• **The task**: Extract from the listing each line in which the word "content" appears.

*** Block opens ***

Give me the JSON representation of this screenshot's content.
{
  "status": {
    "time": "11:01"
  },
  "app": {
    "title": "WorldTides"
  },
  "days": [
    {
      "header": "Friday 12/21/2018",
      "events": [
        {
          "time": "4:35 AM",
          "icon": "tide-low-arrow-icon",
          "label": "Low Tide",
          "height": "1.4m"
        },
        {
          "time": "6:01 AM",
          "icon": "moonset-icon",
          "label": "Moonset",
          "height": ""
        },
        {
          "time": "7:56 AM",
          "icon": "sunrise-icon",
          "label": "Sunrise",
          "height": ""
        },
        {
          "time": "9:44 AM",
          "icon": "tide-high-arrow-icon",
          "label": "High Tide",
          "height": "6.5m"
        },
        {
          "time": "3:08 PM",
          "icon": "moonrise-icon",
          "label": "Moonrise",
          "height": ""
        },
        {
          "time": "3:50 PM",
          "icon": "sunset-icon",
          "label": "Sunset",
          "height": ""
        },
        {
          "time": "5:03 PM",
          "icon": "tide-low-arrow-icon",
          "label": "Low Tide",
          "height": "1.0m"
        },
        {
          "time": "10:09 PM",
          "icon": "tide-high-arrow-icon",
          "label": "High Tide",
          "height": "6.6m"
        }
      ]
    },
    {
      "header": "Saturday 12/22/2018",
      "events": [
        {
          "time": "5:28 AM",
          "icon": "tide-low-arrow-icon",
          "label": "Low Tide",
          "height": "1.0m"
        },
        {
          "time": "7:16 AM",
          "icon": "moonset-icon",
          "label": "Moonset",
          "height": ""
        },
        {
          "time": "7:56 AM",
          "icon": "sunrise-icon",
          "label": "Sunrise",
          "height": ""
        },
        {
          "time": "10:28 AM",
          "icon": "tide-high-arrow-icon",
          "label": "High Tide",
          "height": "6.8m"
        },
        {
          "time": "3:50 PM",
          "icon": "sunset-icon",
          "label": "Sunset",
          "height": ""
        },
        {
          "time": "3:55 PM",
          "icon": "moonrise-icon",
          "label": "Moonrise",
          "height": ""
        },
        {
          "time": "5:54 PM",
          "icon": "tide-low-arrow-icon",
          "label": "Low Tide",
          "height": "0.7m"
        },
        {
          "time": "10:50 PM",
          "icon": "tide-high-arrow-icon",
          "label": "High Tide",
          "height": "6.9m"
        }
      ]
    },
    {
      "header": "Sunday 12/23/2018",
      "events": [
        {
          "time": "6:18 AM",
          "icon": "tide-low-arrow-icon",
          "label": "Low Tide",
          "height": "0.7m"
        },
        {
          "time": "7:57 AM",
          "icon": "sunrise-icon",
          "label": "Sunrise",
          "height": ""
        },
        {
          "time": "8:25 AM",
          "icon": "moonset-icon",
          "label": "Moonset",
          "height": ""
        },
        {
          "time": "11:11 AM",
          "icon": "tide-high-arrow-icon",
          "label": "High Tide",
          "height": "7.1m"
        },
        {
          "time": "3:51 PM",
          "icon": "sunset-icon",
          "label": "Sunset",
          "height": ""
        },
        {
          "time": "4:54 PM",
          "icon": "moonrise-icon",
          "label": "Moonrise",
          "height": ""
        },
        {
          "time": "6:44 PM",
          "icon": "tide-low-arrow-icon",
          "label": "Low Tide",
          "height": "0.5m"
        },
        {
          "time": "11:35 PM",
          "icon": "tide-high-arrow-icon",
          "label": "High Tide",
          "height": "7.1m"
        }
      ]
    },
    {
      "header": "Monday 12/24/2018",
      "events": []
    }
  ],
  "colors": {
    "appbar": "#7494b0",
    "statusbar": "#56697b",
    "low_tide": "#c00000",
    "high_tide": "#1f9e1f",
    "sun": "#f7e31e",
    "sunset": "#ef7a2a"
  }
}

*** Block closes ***
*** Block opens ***

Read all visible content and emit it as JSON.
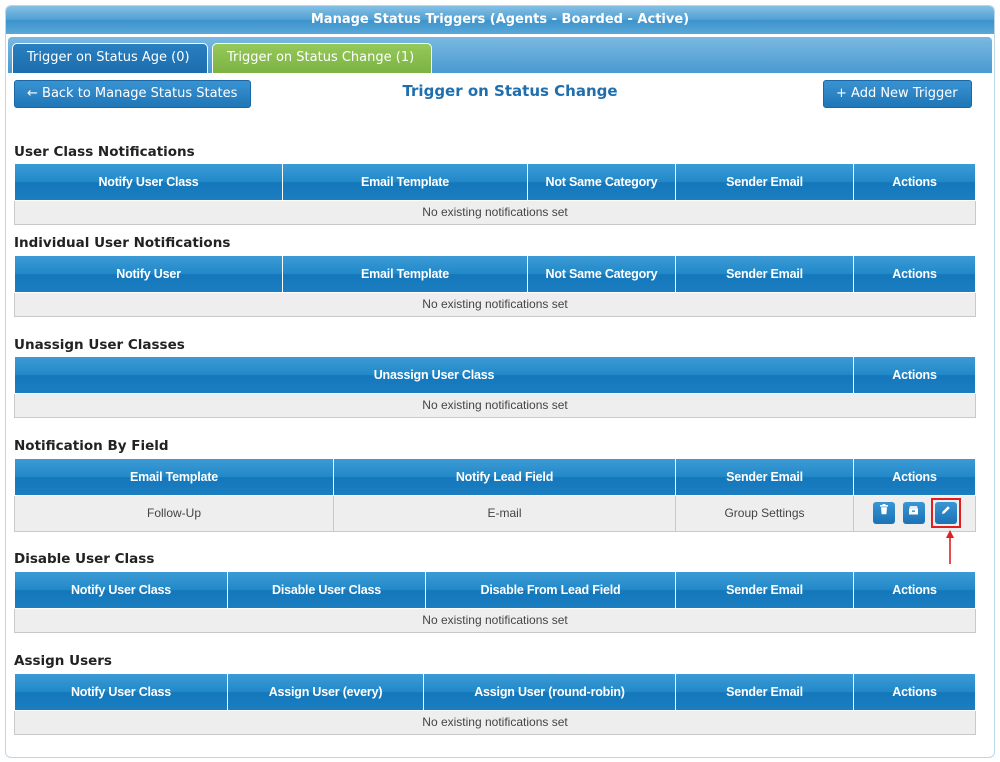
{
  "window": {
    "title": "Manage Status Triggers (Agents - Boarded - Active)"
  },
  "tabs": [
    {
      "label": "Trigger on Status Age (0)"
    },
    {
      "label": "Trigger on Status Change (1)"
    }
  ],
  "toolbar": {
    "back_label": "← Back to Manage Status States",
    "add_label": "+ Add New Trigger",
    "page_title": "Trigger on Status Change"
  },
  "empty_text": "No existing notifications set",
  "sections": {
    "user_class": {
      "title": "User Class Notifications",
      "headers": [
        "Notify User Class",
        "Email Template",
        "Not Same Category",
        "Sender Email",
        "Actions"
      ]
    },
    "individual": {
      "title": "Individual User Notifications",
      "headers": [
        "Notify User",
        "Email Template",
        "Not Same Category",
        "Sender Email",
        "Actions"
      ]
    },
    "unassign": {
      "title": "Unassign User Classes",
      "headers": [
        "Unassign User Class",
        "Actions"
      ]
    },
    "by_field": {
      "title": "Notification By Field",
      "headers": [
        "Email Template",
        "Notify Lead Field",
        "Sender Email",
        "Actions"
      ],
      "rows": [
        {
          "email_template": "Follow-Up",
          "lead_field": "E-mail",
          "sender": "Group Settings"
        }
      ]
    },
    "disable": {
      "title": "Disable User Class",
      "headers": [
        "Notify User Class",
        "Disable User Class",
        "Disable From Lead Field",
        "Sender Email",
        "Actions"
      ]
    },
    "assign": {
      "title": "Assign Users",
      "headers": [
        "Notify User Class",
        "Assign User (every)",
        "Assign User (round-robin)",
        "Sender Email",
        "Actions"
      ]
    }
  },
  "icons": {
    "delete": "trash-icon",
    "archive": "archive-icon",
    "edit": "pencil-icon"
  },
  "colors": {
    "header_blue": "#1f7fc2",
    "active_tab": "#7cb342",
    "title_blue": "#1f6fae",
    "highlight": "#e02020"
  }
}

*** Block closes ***

• **Answer section**:
Give me the JSON representation of this screenshot's content.
Read all visible content and emit it as JSON.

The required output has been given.